## Available data
———
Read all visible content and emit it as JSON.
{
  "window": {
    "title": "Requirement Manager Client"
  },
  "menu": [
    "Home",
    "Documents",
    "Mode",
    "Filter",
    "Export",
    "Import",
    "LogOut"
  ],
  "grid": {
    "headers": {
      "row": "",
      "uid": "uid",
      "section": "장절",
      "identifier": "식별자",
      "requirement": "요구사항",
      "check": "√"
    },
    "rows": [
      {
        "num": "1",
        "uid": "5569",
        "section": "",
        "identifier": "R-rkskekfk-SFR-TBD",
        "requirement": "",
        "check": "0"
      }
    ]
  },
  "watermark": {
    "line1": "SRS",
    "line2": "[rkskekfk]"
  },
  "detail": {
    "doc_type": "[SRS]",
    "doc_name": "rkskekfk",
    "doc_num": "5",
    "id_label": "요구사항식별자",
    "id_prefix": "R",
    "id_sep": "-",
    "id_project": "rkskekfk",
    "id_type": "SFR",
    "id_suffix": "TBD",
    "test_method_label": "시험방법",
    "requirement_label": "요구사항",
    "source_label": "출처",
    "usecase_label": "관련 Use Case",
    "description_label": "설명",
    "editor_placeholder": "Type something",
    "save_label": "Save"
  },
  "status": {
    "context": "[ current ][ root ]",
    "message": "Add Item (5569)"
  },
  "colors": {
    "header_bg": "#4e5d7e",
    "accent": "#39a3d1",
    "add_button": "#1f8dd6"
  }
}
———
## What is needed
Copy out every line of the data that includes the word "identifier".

## Task response
      "identifier": "식별자",
        "identifier": "R-rkskekfk-SFR-TBD",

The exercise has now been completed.